**Required work**
Look for the word "actor" in the entries below, then copy every line that has it.

**Given information**
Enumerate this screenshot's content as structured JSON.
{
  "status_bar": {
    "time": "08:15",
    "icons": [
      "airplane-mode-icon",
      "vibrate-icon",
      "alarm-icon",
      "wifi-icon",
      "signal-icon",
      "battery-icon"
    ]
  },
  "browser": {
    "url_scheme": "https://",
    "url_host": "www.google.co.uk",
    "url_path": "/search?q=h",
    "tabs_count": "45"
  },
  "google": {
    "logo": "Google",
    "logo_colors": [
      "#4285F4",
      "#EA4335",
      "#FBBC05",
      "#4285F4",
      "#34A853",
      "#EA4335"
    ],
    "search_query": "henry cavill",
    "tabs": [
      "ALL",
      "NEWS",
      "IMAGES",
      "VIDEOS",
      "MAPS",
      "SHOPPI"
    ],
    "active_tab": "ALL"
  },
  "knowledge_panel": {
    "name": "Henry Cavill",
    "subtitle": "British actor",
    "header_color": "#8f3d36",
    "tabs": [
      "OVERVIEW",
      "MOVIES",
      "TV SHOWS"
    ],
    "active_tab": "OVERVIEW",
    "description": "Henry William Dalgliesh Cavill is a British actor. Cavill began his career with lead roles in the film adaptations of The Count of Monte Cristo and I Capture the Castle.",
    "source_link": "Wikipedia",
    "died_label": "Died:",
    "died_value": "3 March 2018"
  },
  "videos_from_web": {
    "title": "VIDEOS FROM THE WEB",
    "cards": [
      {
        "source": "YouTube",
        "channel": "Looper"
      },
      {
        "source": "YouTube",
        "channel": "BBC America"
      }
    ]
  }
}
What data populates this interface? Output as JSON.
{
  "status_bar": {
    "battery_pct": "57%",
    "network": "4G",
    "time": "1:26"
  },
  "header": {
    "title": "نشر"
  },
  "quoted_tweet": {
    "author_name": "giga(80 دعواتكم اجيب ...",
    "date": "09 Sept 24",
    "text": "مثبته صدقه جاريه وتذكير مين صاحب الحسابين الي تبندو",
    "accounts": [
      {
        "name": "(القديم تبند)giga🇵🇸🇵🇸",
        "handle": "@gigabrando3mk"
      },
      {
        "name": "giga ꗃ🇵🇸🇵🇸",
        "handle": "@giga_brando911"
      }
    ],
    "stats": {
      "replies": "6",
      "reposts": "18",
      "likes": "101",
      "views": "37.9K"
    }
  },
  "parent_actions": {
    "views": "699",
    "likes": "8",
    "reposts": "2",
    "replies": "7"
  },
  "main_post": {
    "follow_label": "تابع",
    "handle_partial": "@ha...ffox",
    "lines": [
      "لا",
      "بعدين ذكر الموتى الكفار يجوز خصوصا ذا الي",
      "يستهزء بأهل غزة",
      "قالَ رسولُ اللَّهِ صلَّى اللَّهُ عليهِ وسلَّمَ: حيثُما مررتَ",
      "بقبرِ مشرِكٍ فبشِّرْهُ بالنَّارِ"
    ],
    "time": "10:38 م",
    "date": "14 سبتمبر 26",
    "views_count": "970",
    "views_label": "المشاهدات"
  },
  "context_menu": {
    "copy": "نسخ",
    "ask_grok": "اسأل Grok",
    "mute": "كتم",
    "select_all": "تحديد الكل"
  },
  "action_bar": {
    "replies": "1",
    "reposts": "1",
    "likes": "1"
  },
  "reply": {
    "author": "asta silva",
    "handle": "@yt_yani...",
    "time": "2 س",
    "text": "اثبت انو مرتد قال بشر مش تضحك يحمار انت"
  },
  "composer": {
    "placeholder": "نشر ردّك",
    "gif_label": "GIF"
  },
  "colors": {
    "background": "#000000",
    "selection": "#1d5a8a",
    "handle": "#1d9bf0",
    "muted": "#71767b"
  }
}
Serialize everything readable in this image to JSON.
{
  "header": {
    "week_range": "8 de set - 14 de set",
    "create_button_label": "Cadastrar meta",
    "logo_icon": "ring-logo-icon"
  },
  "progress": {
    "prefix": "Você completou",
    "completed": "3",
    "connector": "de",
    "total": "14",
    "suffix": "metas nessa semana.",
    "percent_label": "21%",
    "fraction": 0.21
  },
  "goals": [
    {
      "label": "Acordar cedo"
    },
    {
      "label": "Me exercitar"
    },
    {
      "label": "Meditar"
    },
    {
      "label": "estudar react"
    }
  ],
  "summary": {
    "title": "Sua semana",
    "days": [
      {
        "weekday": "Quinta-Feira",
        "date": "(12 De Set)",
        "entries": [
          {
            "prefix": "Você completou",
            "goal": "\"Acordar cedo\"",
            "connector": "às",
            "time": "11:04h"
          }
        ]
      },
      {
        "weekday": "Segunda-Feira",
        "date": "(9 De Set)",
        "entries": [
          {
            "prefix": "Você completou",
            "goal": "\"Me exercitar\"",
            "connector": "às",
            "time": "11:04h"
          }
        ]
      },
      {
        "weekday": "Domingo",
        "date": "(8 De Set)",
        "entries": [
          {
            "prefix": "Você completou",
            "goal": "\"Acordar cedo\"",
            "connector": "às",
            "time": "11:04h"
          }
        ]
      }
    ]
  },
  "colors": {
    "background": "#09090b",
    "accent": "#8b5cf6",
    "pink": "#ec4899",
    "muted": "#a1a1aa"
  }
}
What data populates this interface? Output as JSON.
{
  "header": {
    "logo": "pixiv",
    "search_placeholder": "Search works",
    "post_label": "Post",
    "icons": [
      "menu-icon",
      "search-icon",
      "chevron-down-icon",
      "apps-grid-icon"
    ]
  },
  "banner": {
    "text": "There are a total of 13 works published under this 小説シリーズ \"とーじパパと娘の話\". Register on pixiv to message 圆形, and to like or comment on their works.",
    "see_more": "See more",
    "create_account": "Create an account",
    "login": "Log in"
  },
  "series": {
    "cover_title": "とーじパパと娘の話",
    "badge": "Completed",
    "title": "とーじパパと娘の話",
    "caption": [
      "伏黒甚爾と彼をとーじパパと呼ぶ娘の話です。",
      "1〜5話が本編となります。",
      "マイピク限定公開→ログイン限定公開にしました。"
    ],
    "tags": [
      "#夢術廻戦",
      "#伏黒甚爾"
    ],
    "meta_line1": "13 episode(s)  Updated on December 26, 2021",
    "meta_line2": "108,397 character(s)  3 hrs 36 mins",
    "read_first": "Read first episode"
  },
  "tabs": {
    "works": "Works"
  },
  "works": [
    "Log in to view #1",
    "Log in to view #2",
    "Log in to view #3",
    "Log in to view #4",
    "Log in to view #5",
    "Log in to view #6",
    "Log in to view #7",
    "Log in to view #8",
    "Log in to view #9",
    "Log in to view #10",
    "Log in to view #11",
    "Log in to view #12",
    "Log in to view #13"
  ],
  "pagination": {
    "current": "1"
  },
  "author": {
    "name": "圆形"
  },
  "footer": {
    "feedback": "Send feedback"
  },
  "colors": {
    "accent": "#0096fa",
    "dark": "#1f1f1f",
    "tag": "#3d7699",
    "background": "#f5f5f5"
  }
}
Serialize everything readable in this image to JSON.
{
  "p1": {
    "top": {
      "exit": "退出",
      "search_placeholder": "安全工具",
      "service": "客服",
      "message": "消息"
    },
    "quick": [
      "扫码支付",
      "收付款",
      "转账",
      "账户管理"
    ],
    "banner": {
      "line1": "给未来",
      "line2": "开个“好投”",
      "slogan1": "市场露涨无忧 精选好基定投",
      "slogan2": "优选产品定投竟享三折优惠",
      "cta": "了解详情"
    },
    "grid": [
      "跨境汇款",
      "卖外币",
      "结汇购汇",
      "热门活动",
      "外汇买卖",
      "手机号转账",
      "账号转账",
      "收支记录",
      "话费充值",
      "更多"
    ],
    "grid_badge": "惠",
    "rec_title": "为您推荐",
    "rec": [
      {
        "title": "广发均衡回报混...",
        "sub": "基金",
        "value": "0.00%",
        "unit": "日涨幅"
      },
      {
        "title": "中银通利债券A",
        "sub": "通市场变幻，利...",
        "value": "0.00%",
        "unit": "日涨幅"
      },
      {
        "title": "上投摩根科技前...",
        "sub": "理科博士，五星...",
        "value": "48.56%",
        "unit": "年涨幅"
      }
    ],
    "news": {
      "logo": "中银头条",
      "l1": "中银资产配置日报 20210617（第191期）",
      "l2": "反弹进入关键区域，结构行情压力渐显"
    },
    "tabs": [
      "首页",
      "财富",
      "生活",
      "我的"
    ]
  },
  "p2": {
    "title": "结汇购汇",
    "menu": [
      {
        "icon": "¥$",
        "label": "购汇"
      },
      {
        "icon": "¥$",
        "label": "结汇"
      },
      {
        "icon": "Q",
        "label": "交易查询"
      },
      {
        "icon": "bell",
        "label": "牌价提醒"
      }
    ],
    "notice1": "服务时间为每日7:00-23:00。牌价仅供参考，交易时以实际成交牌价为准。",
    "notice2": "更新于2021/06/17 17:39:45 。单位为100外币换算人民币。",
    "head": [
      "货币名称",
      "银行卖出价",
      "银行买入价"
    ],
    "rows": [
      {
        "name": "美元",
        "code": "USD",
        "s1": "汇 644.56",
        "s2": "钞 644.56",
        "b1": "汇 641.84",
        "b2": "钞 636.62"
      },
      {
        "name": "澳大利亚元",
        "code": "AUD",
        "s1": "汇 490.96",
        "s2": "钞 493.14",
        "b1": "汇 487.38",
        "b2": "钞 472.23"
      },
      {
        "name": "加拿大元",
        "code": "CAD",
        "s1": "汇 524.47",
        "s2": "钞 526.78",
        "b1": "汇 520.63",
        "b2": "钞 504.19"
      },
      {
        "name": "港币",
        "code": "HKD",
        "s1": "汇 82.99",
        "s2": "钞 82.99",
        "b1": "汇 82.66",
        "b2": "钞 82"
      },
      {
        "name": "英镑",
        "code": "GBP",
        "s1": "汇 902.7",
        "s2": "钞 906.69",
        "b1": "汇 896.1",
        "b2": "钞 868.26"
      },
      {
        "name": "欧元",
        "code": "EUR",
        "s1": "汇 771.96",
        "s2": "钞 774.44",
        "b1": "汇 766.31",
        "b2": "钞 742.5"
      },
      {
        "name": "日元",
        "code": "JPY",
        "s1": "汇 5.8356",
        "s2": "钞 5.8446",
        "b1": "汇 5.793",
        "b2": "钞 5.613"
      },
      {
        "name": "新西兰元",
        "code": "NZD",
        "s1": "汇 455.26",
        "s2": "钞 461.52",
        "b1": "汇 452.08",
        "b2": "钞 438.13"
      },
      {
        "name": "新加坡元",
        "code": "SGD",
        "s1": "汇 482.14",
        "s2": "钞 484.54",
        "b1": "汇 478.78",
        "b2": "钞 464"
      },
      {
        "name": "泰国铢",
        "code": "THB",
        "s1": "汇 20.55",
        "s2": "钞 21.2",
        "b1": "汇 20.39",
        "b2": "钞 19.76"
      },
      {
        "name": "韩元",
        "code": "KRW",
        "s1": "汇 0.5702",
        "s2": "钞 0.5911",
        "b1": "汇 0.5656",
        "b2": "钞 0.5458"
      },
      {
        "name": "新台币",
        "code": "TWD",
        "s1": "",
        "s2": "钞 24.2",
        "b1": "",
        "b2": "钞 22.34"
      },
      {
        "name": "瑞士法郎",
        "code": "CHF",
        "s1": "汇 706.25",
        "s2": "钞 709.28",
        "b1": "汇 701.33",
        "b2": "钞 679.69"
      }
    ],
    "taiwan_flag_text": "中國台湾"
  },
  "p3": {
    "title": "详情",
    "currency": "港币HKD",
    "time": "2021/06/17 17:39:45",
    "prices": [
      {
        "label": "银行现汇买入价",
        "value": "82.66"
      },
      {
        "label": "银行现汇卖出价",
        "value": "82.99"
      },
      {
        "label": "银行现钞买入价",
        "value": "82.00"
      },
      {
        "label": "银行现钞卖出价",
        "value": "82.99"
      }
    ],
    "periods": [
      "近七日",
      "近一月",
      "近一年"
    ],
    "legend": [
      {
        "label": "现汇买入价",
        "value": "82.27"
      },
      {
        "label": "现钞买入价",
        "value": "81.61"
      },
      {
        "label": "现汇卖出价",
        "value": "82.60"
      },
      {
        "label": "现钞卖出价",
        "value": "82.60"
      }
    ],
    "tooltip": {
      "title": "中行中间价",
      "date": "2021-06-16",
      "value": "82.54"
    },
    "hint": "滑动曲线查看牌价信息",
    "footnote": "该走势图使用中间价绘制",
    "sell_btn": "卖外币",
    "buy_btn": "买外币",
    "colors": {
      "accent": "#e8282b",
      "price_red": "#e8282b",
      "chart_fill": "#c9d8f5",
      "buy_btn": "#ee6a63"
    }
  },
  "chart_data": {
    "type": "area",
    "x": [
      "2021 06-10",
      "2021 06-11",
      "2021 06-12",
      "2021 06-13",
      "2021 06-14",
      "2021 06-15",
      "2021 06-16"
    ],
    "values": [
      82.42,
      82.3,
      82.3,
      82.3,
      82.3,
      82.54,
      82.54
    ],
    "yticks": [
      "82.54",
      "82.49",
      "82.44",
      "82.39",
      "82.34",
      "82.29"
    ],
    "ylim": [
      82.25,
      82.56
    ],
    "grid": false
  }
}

**Solution below**
    "subtitle": "British actor",
    "description": "Henry William Dalgliesh Cavill is a British actor. Cavill began his career with lead roles in the film adaptations of The Count of Monte Cristo and I Capture the Castle.",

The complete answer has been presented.